His prominence gives him a platform and an audience—an unselfconscious member of India’s “superelite,” he has access to power in the country and outside it. In 2007 he was an invited speaker at the Clinton Global Initiative. His social status hasn’t guaranteed a warm reception for his ideas within the Indian establishment, however, especially for proposals running counter to entrenched interests. His call for the imposition of inheritance, property, and capital gains taxes, for example, is not popular among the peers that would pay them.
“The establishment has completely ignored the book,” Bissell says.
“But it’s hit a huge chord with younger people in India.”
Bissell assumed formal duties at Fabindia in 1993, after his father suffered a debilitating stroke, and has been its managing director since 1999. In this period Fabindia began an aggressive transition from exporter to diversified retailer, motivated in part by necessity—foreign buyers were increasingly going directly to Fabindia’s suppliers, bypassing the company. Given the time involved in the production of handmade products—Fabindia’s stock in trade—the company couldn’t meet the high-volume orders foreign customers increasingly wanted. As exports fell, though, domestic sales rose amid economic reforms and increasing Indian prosperity. William pushed retail expansion.

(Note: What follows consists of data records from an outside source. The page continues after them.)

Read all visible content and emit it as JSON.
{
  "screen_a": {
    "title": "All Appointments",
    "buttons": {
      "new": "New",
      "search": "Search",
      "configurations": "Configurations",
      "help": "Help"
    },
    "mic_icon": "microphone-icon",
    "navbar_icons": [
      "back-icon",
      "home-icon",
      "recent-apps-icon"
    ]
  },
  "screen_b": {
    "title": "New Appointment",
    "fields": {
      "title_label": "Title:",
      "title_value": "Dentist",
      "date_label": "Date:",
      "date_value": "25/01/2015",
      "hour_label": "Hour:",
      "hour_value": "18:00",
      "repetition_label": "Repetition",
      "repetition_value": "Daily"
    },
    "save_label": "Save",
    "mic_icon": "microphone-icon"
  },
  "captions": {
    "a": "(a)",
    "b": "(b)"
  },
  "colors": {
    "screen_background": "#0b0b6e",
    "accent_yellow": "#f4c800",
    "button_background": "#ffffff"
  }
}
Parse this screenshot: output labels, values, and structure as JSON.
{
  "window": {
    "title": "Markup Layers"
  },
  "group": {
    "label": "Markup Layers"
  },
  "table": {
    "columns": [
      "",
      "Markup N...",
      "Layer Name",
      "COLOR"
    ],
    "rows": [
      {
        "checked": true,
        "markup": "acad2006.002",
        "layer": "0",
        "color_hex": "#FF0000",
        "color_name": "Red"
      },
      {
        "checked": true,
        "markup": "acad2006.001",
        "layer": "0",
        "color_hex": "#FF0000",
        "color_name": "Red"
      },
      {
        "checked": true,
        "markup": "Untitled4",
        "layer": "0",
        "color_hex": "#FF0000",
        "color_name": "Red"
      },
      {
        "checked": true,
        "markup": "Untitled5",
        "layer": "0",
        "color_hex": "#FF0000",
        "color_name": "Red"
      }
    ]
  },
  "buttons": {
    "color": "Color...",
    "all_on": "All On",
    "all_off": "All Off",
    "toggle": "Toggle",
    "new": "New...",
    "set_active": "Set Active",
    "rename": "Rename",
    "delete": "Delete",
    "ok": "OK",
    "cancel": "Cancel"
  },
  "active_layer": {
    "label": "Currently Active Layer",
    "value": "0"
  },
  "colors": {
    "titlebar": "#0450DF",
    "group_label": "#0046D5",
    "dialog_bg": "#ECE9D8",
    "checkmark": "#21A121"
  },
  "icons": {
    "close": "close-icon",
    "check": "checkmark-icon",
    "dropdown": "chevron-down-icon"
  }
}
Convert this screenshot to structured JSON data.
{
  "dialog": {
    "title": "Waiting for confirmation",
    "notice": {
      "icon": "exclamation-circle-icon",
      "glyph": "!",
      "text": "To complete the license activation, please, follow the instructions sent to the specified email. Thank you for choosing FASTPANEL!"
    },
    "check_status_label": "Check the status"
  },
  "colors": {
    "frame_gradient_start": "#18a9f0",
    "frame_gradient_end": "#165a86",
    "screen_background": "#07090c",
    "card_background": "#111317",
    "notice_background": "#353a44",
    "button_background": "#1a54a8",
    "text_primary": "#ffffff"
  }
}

Remarkable as the company’s recent evolution has been, the best measure of his success might not be the reinvention of the company’s business model, but rather his effort to do it while adhering to Fabindia’s idealistic founding mission. It hasn’t always been easy.
“We have constantly followed a double bottom line approach,” William says. “We will work for a social mission. And that will be equally important as our profits. That’s like saying we’re going to run the race, but we’re going to run it as a three legged race.”
Alter, who has written 15 books of fiction and nonfiction, mostly about India, says Bissell stands out in the country for his dedication to pragmatic idealism.
“While William understands the way business is done in India and has successfully expanded Fabindia beyond what many of us imagined it could become, he is a very different kind of entrepreneur than most,” he says. “He has a very strong and idealistic vision for his company and for India.”
William has labored to maintain Fabindia’s tradition of selling handcrafted products made of environmentally sustainable materials produced by fairly paid rural craftspeople. The company still relies primarily on a vast army of handcrafts workers, rather than on factory production, and doesn’t use plastic or synthetic materials. Its customers pay for intensive labor and natural materials, and they don’t mind, William says, because these are intrinsic to the brand. “We have tried to develop products in which there is a huge amount of human intervention,” he says.
To secure its supply chain and give rural suppliers a greater financial stake in Fabindia’s success, the company has set up a group of independent enterprises called supplier region companies. Financed by Fabindia, company-backed bank loans, and share-holding individual suppliers, these firms receive guaranteed business from Fabindia provided they meet quality standards. The regional companies purchase and manage raw materials, help develop new products, recruit craftspeople, and provide rural workers with an equity investment opportunity. More than 17,000 rural artisans are shareholders.
“What we’ve tried to do,” Bissell says, “is walk the talk.”
In the rush to profit from India’s current economic boom, many business leaders tend to focus on the tremendous opportunity, giving little thought to the long-term consequences of Western-scale materialism in a nation of more than one billion people. An airline executive Bissell knows placed a $15 billion order for 180 aircraft—one of the biggest orders in commercial aviation history. Another acquaintance started a taxicab company from scratch with 3,000 cars. Moderation is not part of the zeitgeist.
Bissell says it’s time for everybody to think twice.
“Things are changing so rapidly,” he says. “With 1.2 billion people in catch-up mode, six months here is like a eon.”
Information about The Fabindia School is available at www.fabindiaschools.org.